===== EXCERPTED RECORDS

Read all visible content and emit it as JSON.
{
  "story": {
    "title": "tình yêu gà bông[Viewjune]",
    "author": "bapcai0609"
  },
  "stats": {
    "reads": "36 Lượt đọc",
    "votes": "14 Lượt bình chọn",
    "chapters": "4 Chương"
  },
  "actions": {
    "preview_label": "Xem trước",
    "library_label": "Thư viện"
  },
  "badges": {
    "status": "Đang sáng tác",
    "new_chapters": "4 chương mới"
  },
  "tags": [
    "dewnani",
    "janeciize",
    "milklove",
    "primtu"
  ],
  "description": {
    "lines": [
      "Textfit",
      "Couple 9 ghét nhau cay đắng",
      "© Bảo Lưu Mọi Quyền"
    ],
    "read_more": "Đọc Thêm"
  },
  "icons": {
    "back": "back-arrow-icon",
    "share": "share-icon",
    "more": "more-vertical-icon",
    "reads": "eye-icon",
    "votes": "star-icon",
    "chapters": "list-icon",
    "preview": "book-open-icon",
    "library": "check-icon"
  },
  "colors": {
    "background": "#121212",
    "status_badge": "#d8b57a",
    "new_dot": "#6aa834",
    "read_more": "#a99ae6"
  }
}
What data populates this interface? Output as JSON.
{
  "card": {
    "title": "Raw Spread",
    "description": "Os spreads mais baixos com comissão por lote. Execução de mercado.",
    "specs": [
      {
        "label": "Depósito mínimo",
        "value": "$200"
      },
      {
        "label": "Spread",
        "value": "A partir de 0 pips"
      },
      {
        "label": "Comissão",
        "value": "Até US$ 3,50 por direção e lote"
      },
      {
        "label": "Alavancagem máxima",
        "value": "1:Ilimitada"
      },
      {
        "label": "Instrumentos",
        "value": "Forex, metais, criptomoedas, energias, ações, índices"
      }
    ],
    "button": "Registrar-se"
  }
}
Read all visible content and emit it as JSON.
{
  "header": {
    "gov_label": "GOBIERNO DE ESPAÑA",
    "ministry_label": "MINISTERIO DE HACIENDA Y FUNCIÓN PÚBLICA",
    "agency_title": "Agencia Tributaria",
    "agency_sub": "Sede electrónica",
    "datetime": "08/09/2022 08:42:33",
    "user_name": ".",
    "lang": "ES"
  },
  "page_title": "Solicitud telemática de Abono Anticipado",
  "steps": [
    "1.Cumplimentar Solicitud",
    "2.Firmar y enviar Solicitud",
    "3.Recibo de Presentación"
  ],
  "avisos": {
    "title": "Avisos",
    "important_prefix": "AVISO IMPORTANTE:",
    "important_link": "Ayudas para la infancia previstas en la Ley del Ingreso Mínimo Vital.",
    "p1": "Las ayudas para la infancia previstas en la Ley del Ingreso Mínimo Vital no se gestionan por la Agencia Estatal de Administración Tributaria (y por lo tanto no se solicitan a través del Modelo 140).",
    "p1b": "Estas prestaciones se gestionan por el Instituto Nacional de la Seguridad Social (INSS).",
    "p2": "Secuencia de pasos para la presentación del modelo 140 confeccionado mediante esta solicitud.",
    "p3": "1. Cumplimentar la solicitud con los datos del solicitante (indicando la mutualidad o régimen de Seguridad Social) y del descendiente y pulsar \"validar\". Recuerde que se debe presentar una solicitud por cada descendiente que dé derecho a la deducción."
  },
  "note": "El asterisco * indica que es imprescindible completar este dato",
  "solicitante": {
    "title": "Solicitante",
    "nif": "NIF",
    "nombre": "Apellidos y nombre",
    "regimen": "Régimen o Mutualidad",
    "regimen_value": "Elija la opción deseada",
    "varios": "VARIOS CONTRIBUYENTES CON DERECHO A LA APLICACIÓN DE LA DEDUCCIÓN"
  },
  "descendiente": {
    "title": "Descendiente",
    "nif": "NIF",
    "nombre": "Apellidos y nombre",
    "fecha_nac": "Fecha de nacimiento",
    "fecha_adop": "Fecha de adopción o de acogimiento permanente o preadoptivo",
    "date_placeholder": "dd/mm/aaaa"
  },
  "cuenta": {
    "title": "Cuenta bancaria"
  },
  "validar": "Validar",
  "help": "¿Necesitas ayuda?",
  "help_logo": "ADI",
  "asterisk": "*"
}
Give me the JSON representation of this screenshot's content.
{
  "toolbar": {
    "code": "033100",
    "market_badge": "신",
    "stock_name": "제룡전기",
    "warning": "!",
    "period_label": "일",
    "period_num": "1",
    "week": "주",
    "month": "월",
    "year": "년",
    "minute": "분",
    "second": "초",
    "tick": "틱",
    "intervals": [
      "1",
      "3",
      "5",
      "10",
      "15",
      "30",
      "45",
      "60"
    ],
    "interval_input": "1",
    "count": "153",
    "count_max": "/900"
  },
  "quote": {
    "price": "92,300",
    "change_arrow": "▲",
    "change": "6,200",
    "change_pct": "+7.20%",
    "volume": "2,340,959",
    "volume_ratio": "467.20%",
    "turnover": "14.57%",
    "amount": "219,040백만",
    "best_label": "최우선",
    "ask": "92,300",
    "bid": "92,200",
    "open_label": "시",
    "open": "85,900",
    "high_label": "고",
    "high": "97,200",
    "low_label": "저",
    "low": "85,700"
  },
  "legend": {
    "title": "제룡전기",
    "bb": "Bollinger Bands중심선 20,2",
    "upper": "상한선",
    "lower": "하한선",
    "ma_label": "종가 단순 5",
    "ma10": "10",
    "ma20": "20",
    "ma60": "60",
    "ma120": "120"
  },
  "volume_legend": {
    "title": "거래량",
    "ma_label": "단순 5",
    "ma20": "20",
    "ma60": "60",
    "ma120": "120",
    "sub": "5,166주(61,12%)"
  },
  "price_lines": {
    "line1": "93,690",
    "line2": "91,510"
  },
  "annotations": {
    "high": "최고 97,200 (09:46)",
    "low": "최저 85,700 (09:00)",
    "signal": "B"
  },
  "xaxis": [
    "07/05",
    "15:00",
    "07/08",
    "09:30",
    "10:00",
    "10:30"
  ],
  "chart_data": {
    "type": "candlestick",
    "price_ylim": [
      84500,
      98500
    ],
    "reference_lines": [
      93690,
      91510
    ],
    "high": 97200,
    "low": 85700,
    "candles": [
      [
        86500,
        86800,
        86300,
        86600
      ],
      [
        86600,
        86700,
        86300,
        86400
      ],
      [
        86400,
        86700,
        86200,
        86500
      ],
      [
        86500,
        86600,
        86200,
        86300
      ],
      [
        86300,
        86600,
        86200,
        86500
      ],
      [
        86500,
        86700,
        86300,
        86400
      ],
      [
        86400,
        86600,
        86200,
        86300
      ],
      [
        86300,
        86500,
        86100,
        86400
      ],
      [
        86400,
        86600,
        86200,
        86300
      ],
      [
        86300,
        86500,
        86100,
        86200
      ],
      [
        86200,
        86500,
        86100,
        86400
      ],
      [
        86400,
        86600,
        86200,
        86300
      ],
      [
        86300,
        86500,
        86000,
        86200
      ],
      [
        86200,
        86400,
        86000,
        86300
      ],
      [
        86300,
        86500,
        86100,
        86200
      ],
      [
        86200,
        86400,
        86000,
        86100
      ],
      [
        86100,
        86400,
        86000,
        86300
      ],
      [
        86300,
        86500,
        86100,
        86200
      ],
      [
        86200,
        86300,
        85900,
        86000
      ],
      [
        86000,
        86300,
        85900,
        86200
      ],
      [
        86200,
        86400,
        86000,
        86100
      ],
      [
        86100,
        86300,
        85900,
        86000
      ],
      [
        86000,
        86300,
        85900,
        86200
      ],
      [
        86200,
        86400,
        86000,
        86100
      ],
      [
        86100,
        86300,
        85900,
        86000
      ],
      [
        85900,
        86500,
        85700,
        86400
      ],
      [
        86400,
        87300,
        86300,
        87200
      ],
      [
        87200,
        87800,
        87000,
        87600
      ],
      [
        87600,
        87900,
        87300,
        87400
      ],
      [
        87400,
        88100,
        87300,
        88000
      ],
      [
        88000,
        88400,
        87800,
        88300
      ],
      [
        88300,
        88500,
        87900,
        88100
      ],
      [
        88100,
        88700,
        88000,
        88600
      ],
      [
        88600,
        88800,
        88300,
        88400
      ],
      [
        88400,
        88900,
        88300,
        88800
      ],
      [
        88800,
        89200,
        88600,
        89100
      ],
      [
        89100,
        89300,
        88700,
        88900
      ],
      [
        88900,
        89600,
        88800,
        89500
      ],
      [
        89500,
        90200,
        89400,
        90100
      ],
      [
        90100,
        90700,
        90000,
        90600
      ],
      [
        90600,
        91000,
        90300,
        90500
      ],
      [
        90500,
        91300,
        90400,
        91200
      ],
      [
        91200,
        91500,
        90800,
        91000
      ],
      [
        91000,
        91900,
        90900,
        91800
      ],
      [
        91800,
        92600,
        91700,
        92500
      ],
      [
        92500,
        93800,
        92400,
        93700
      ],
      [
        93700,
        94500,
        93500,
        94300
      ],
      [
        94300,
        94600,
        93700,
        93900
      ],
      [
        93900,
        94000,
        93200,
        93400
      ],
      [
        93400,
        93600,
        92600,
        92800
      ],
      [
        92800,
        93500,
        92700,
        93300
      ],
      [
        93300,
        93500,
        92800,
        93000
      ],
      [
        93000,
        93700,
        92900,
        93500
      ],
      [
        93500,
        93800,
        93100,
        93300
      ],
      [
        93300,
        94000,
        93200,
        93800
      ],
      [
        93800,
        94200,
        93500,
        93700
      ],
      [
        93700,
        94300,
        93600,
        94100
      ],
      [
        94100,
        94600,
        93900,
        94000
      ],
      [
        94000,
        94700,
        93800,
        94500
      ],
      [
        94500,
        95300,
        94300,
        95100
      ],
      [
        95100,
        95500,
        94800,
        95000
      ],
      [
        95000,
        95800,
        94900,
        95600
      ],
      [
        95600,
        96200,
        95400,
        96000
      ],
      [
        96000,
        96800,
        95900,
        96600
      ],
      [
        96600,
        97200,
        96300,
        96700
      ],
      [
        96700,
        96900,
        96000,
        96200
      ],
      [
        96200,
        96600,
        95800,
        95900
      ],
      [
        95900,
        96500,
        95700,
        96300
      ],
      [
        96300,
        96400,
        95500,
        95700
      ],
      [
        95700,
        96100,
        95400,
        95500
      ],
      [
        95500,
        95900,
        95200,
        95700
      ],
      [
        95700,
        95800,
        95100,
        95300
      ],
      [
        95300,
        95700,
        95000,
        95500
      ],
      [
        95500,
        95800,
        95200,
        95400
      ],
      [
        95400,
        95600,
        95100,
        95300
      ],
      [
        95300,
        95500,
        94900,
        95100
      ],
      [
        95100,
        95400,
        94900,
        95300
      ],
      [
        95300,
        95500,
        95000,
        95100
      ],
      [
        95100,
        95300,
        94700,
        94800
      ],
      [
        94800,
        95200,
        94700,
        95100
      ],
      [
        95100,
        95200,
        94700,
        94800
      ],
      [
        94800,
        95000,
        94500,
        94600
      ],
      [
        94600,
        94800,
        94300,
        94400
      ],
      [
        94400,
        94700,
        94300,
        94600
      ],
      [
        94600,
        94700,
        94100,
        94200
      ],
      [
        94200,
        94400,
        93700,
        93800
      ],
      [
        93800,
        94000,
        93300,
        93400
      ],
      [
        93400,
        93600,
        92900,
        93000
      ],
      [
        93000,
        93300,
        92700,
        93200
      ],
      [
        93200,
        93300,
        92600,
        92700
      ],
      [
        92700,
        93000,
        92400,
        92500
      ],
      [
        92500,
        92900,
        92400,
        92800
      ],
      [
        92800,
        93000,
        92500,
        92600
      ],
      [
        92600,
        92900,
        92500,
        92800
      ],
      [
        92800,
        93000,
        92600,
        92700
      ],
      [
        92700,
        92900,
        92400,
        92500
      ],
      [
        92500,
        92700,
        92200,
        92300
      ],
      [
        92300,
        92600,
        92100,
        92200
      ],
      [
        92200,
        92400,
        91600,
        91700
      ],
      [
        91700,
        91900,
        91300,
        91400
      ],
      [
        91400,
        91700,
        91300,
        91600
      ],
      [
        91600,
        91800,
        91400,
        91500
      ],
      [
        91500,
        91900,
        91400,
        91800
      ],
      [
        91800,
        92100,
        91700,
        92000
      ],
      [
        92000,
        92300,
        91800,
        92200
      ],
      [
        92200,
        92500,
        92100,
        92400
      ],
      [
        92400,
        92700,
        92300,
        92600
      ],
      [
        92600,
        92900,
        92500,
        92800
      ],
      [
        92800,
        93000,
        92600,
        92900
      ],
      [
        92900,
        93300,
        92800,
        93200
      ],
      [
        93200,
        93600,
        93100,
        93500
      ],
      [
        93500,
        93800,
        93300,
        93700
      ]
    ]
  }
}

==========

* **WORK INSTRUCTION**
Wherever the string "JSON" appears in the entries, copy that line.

* **TASK RESPONSE**
Read all visible content and emit it as JSON.
What data populates this interface? Output as JSON.
Read all visible content and emit it as JSON.
Give me the JSON representation of this screenshot's content.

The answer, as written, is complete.